There’s no bigger loser from this weekend than the Utes, who entered the championship game with a good shot at cementing No. 4 in the final playoff rankings but instead flopped in the one-sided loss. Outside of the obvious postseason implications, the worst aspect of Utah’s loss was how easily and fully the Ducks owned the line of scrimmage — while Utah was pegged as the more physical team, the Utes seemed wobbled early by Oregon’s aggressiveness. (See a failed fourth-down conversion in the first quarter that seemed to set the tone for the entire game.) In terms of bowl play, the loss sends the Utes tumbling, from a potential semifinal berth to perhaps out of the New Year’s Six picture entirely.
The loss stings, doubly so when you consider the Bears’ two losses on the season came to Oklahoma by a combined 10 points. But to keep the year in perspective: Baylor was 1-11 in 2017, still managing the fallout from the scandal that rocked the program in the wake of the Art Briles era, and just went 11-2 in the regular season and reached the Big 12 championship game. Even in a loss, the work Matt Rhule has done should be recognized as one of the top coaching jobs in recent college football history.

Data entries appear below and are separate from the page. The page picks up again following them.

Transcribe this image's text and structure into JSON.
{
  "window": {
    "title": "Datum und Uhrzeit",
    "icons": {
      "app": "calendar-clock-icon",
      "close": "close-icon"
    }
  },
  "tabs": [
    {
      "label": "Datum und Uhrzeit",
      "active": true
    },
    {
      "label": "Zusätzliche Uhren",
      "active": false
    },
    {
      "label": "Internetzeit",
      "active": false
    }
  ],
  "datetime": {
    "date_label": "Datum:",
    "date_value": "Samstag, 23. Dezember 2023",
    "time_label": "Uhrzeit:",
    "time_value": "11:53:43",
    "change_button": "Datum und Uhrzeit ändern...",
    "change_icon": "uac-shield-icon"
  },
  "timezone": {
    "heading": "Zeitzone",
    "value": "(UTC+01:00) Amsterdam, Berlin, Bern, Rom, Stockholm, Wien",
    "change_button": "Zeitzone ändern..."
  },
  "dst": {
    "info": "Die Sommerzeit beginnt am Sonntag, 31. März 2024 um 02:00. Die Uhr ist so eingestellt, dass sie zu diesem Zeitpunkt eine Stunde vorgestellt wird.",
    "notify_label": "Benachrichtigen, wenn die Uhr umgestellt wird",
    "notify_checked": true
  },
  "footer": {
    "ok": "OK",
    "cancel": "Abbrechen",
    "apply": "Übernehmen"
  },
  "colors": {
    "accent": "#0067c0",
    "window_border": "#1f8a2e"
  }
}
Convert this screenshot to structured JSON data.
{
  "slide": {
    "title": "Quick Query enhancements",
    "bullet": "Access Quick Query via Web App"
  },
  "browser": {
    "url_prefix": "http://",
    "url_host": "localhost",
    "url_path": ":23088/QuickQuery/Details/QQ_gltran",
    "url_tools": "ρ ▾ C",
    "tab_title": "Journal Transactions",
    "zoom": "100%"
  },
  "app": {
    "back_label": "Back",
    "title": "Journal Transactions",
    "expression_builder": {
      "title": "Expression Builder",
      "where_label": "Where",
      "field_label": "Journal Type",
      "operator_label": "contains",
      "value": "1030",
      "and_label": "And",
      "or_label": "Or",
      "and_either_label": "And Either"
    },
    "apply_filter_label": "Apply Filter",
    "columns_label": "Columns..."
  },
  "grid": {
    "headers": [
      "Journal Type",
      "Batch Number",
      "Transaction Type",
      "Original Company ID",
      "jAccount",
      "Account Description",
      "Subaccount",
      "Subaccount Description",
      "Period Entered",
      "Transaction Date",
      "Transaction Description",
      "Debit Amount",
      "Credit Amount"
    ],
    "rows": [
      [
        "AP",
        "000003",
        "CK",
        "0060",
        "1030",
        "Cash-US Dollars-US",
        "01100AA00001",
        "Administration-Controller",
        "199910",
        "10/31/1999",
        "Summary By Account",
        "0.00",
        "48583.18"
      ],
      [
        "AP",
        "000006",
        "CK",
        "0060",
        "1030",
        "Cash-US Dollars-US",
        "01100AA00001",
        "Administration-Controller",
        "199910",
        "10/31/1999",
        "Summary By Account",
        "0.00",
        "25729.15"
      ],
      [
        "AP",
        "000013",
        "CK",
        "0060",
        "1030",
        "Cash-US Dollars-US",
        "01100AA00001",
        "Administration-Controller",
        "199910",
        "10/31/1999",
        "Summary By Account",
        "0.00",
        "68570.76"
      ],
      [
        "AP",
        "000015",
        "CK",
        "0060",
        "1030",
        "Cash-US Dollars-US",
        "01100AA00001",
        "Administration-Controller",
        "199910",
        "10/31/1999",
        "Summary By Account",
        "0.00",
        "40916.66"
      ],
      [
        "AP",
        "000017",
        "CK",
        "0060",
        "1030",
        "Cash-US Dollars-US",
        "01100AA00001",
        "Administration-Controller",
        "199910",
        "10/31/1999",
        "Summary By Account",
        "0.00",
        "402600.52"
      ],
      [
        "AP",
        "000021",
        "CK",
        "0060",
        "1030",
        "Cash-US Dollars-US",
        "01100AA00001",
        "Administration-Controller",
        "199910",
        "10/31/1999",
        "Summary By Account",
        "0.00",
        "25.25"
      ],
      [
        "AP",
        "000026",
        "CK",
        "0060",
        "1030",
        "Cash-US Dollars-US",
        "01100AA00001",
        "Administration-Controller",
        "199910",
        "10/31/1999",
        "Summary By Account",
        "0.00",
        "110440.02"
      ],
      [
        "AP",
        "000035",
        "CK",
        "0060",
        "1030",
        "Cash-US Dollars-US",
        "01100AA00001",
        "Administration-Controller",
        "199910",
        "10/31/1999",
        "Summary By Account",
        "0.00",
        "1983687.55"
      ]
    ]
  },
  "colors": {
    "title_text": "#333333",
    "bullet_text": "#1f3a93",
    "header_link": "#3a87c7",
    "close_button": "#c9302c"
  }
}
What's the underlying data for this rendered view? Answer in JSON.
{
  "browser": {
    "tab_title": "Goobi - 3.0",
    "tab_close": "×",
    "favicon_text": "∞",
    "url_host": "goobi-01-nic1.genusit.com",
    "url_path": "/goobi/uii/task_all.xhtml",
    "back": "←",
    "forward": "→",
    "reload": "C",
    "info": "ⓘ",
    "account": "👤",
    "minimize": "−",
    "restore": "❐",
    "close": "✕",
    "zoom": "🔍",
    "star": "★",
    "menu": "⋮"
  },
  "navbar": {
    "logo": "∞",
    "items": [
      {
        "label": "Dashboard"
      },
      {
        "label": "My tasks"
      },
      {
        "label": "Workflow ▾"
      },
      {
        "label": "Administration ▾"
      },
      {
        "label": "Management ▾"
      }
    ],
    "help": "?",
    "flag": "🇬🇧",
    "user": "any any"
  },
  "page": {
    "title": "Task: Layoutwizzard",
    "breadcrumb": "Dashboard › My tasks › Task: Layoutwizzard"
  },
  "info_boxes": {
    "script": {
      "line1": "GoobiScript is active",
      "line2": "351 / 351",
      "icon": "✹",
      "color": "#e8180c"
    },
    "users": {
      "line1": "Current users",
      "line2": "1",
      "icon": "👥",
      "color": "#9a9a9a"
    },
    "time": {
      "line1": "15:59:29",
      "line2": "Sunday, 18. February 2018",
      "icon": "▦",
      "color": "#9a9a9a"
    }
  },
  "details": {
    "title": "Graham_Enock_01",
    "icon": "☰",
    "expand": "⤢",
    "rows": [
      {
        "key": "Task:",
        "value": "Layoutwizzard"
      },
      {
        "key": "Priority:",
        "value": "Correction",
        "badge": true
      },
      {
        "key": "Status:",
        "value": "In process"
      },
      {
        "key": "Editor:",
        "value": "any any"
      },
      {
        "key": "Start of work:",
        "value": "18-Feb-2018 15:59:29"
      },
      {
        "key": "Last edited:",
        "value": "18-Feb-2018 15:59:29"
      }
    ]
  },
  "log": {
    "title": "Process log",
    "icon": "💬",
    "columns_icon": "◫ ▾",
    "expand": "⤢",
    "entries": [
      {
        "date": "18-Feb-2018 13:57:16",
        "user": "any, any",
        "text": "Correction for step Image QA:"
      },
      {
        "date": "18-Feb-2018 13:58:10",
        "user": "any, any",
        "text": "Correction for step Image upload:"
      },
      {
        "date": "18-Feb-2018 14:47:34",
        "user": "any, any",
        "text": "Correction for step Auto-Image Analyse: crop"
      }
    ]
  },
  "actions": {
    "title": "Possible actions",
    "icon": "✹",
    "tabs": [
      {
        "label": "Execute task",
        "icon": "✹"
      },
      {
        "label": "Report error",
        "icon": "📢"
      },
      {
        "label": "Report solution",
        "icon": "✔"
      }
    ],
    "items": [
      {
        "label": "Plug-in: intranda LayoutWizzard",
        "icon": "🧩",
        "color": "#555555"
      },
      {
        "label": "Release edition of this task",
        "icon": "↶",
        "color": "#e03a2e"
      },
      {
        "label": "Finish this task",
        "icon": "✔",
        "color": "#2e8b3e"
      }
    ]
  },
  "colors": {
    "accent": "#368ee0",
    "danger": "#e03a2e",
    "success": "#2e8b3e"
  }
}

Georgia’s one path to the semifinals demanded a win against LSU. That seemed unlikely not long into the second quarter, when another Burrow touchdown pass pushed the Tigers’ lead to 14-0 just as the Bulldogs’ own passing game continued to sputter. Instead, look for Georgia to land in the Sugar Bowl as the second-ranked team from the SEC while LSU looks to land at No. 1 in the final playoff rankings and avoid a semifinal matchup against likely No. 3 Clemson.
Memphis and Florida Atlantic
Winners, yes, but winning big on the Group of Five level inevitably comes at a cost. For Memphis, it means losing Norvell to Florida State, which is searching for a replacement for Willie Taggart. And FAU’s conference championship marks the end of the Kiffin era, with the former Tennessee and Southern California coach heading back to the SEC as the new head coach at Ole Miss. Drinkwitz may also end up an option for a Power Five opening after his first season at Appalachian State.